Centers for Disease Control and Prevention<p>Still, hundreds of people develop bubonic plague every year. In the U.S., a handful of cases occur annually, particularly in New Mexico, Arizona and Colorado, <a href="https://www.cdc.gov/plague/faq/index.html" target="_blank">where habitats allow the bacteria to spread more easily among wild rodent populations</a>. But these cases are very rare, mainly because you need to be in close contact with rodents in order to get infected. And though plague can spread from human to human, this <a href="https://www.healthline.com/health-news/seriously-dont-worry-about-the-plague#Heres-how-the-plague-spreads" target="_blank">only occurs with pneumonic plague</a>, and transmission is also rare.</p>
A new swine flu in China<p>Last week, researchers in China also reported another public health concern: a new virus that has "all the essential hallmarks" of a pandemic virus.<br></p><p>In a paper published in the <a href="https://www.pnas.org/content/early/2020/06/23/1921186117" target="_blank">Proceedings of the National Academy of Sciences</a>, researchers say the virus was discovered in pigs in China, and it descended from the H1N1 virus, commonly called "swine flu." That virus was able to transmit from human to human, and it killed an estimated 151,700 to 575,400 people worldwide from 2009 to 2010, according to the Centers for Disease Control and Prevention.</p>There's no evidence showing that the new virus can spread from person to person. But the researchers did find that 10 percent of swine workers had been infected by the virus, called G4 reassortant EA H1N1. This level of infectivity raises concerns, because it "greatly enhances the opportunity for virus adaptation in humans and raises concerns for the possible generation of pandemic viruses," the researchers wrote.
The word "learning" opens up space for more people, places, and ideas.
- The terms 'education' and 'learning' are often used interchangeably, but there is a cultural connotation to the former that can be limiting. Education naturally links to schooling, which is only one form of learning.
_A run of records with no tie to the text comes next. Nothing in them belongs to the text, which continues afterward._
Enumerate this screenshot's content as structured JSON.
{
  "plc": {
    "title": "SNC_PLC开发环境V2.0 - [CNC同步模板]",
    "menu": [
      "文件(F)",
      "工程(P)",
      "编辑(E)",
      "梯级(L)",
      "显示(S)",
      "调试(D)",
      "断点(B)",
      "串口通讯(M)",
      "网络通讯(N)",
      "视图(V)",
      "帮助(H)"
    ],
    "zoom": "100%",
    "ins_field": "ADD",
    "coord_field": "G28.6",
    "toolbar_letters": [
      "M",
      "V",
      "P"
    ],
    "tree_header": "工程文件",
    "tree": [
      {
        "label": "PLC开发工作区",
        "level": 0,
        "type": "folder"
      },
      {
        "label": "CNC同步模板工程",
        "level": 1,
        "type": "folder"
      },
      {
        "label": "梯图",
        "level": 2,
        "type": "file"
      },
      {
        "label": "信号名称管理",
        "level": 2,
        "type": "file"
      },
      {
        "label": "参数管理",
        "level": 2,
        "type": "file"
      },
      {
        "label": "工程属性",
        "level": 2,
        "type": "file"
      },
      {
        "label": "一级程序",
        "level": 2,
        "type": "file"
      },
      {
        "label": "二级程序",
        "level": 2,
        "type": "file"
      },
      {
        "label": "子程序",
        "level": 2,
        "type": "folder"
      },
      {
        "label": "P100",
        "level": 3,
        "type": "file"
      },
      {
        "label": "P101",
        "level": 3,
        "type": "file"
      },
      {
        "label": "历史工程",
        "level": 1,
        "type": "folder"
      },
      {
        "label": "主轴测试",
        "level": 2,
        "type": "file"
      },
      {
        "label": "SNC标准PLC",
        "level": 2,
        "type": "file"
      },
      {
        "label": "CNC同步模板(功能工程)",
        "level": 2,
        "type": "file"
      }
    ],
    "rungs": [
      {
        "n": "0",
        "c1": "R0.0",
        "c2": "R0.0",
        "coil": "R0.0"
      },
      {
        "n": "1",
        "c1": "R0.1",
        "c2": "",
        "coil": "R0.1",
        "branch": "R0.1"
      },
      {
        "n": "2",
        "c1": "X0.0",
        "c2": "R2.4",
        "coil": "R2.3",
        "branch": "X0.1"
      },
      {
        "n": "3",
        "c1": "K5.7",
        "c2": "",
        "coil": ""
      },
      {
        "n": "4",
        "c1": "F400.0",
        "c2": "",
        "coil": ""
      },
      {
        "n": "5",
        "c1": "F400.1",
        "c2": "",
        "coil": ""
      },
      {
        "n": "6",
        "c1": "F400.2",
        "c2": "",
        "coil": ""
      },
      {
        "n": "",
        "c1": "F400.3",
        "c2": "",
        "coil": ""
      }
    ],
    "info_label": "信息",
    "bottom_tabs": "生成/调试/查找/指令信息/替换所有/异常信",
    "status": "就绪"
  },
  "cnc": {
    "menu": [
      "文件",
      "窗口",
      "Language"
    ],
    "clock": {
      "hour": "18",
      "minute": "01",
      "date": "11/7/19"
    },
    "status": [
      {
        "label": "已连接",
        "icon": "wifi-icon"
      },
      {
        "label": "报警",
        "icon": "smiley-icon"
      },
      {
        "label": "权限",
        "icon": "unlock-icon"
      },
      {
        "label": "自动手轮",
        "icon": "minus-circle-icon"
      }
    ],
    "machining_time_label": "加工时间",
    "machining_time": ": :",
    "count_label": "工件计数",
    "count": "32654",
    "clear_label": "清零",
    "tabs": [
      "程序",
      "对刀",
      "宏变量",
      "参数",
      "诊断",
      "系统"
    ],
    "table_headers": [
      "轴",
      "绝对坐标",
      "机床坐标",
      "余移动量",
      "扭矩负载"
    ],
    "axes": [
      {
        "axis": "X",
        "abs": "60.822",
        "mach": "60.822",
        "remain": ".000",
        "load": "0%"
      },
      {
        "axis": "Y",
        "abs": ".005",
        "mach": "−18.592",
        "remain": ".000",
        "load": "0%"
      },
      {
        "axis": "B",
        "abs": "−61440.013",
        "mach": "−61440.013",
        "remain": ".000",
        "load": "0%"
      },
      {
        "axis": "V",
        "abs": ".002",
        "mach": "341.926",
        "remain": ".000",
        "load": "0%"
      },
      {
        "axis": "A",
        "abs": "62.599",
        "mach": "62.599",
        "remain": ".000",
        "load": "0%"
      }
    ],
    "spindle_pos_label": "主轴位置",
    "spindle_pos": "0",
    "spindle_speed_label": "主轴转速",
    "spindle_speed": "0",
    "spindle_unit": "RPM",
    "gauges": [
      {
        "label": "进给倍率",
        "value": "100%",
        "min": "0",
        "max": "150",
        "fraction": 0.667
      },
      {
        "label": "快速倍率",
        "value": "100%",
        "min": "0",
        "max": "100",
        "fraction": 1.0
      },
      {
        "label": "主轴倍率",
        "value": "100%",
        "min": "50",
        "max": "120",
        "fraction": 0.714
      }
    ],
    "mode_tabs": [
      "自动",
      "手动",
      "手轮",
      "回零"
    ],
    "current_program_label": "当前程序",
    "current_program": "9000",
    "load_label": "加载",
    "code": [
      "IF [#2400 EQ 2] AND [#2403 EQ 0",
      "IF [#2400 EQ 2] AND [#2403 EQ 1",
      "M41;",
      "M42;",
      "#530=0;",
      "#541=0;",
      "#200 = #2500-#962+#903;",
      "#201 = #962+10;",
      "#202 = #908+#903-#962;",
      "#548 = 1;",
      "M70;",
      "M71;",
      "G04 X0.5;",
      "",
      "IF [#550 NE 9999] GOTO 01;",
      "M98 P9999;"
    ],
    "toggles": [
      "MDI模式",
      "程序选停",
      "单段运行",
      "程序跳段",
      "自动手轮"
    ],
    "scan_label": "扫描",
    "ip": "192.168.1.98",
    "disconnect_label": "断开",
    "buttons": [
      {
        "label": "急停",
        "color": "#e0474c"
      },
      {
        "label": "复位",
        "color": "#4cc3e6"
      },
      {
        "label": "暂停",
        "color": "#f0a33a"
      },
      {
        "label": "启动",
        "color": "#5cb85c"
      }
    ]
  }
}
- Gregg Behr, founder and co-chair of Remake Learning, believes that this small word shift opens up the possibilities in terms of how and where learning can happen. It also becomes a more inclusive practice, welcoming in a larger, more diverse group of thinkers.
- Post-COVID, the way we think about what learning looks like will inevitably change, so it's crucial to adjust and begin building the necessary support systems today.
Scientists uncovered the secrets of what drove some of the world's last remaining woolly mammoths to extinction.
Every summer, children on the Alaskan island of St Paul cool down in Lake Hill, a crater lake in an extinct volcano – unaware of the mysteries that lie beneath.
The coronavirus pandemic has brought out the perception of selfishness among many.
- Selfish behavior has been analyzed by philosophers and psychologists for centuries.
- New research shows people may be wired for altruistic behavior and get more benefits from it.
- Times of crisis tend to increase self-centered acts.